Will I Have to Testify in Court in My Personal Injury Lawsuit?
There is no guarantee that you won’t have to testify if you file a personal injury lawsuit. However, if your case ultimately goes to trial, you will not be able to avoid it. It is understandable if you are apprehensive about the possibility of testifying. If you are like most plaintiffs in a personal injury lawsuit, you likely have never been called to do so in a courtroom setting before. This process can feel intimidating, but there is no reason to worry. With the right legal counsel, you can enter the courtroom prepared for any questions.
Moreover, your New York City personal injury lawyer can do more than prepare you for the day of trial. Most claims are resolved through a negotiated settlement, and your legal counsel can help you pursue fair compensation without ever having to appear in court.
When testifying is necessary
Ultimately, if you take your case to trial, you can expect to testify. Most of the time, this becomes necessary when facts are disputed between the parties. Without your testimony, it may be impossible to make the case that the other party was at fault.
There are two important factors you may need to testify about at trial. Without establishing both of these, you are unlikely to prevail in your case. The first is showing that the other person was at fault for your injury. If the defendant disputes this, your testimony could be the only evidence available to prove otherwise.
Your testimony might also be necessary to establish the amount of compensation you are entitled to. In some cases, your attorney can introduce your medical bills or seek expert testimony from your doctor to establish your damages. In other instances, only your testimony can prove this. For example, it might be the most persuasive evidence that confirms your pain and suffering that resulted from the accident. Without it, you might not be able to obtain the compensation you deserve.
When cases often settle without going to trial
If you are concerned about the possibility of testifying, the good news is that the vast majority of personal injury lawsuits never go to trial. In most cases, liability is clear or the amount of damages makes litigation too expensive for the insurance company.
It is possible for a lawsuit to settle at any point. In fact, a large number of personal injury claims are concluded with a mutual settlement before a lawsuit is ever filed. The first step in the claims process involves the attorney for the plaintiff sending a demand letter to the defendant. This letter typically offers to drop the claim in exchange for a monetary settlement. The demand letter often kicks off the negotiations that ultimately resolve a claim.
In some cases, these claims could wrap up in a matter of days. If a settlement does not come together, a lawsuit will become necessary. Filing suit does not foreclose the possibility of a settlement, however. Negotiations often continue after the filing of the summons and complaint.
There are specific points in a personal injury lawsuit that are more likely than others to lead to a settlement. One of the first examples is after the discovery phase. In many cases, it may not be immediately clear to both sides where liability lies. The discovery phase of the lawsuit often clears up which party is at fault. After discovery, the defendant or their insurance might review the evidence and conclude that they have little chance of prevailing at trial. This type of realization increases the odds of a settlement.
Lawsuits also frequently settle on the eve of trial.
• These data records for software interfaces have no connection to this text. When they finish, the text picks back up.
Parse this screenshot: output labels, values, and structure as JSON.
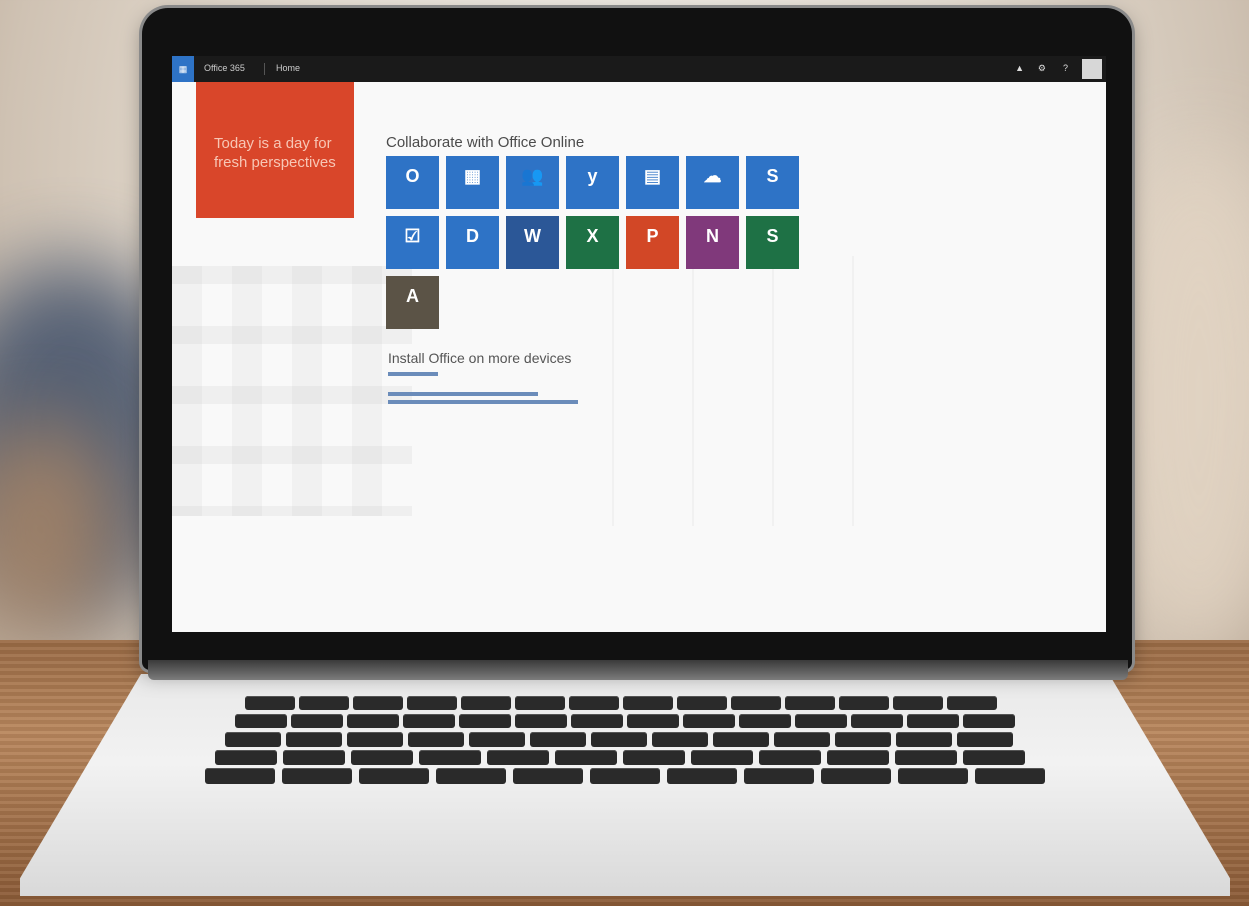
{
  "topbar": {
    "launcher_icon": "app-launcher-icon",
    "app_name": "Office 365",
    "nav_home": "Home",
    "icons": [
      "bell-icon",
      "gear-icon",
      "help-icon"
    ]
  },
  "promo": {
    "text": "Today is a day for fresh perspectives",
    "color": "#d9462a"
  },
  "collaborate": {
    "title": "Collaborate with Office Online",
    "tiles": [
      {
        "name": "mail-tile",
        "glyph": "O",
        "icon": "outlook-icon",
        "color": "#2e73c6"
      },
      {
        "name": "calendar-tile",
        "glyph": "▦",
        "icon": "calendar-icon",
        "color": "#2e73c6"
      },
      {
        "name": "people-tile",
        "glyph": "👥",
        "icon": "people-icon",
        "color": "#2e73c6"
      },
      {
        "name": "yammer-tile",
        "glyph": "y",
        "icon": "yammer-icon",
        "color": "#2e73c6"
      },
      {
        "name": "newsfeed-tile",
        "glyph": "▤",
        "icon": "newsfeed-icon",
        "color": "#2e73c6"
      },
      {
        "name": "onedrive-tile",
        "glyph": "☁",
        "icon": "onedrive-icon",
        "color": "#2e73c6"
      },
      {
        "name": "sites-tile",
        "glyph": "S",
        "icon": "sharepoint-icon",
        "color": "#2e73c6"
      },
      {
        "name": "tasks-tile",
        "glyph": "☑",
        "icon": "tasks-icon",
        "color": "#2e73c6"
      },
      {
        "name": "delve-tile",
        "glyph": "D",
        "icon": "delve-icon",
        "color": "#2e73c6"
      },
      {
        "name": "word-online-tile",
        "glyph": "W",
        "icon": "word-icon",
        "color": "#2b5797"
      },
      {
        "name": "excel-online-tile",
        "glyph": "X",
        "icon": "excel-icon",
        "color": "#1e7145"
      },
      {
        "name": "powerpoint-online-tile",
        "glyph": "P",
        "icon": "powerpoint-icon",
        "color": "#d24726"
      },
      {
        "name": "onenote-online-tile",
        "glyph": "N",
        "icon": "onenote-icon",
        "color": "#80397b"
      },
      {
        "name": "sway-tile",
        "glyph": "S",
        "icon": "sway-icon",
        "color": "#1e7145"
      },
      {
        "name": "admin-tile",
        "glyph": "A",
        "icon": "admin-icon",
        "color": "#5b5346"
      }
    ]
  },
  "install": {
    "title": "Install Office on more devices"
  }
}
Many defendants come to the realization that they are unprepared for the consequences. Even cases that seemed unlikely to settle often resolve in the lead-up to the trial date.
Discuss your options with a free consultation at Douglas & London
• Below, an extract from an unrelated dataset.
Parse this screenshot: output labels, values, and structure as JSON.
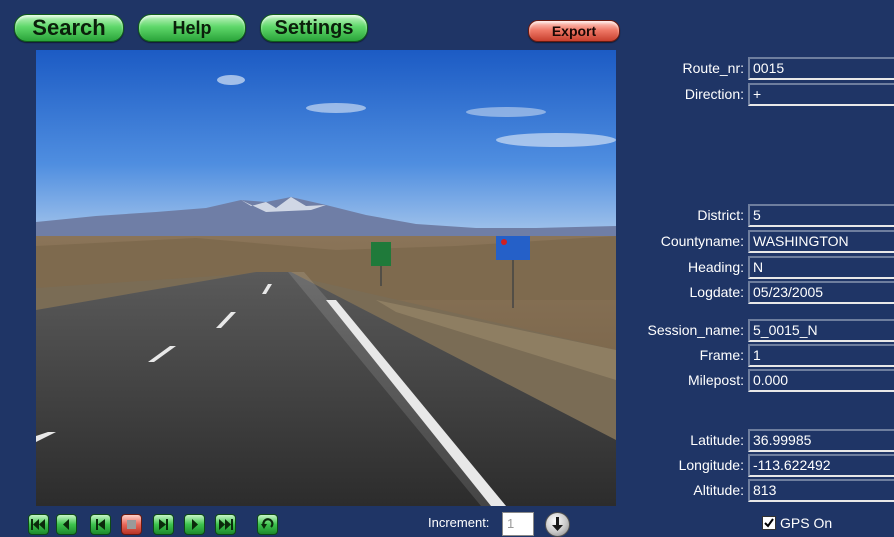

We will work tirelessly to obtain a favorable settlement in your claim. If your case must go to trial, we can ensure that you are prepared and know what to expect. Contact us right away to schedule a free consultation.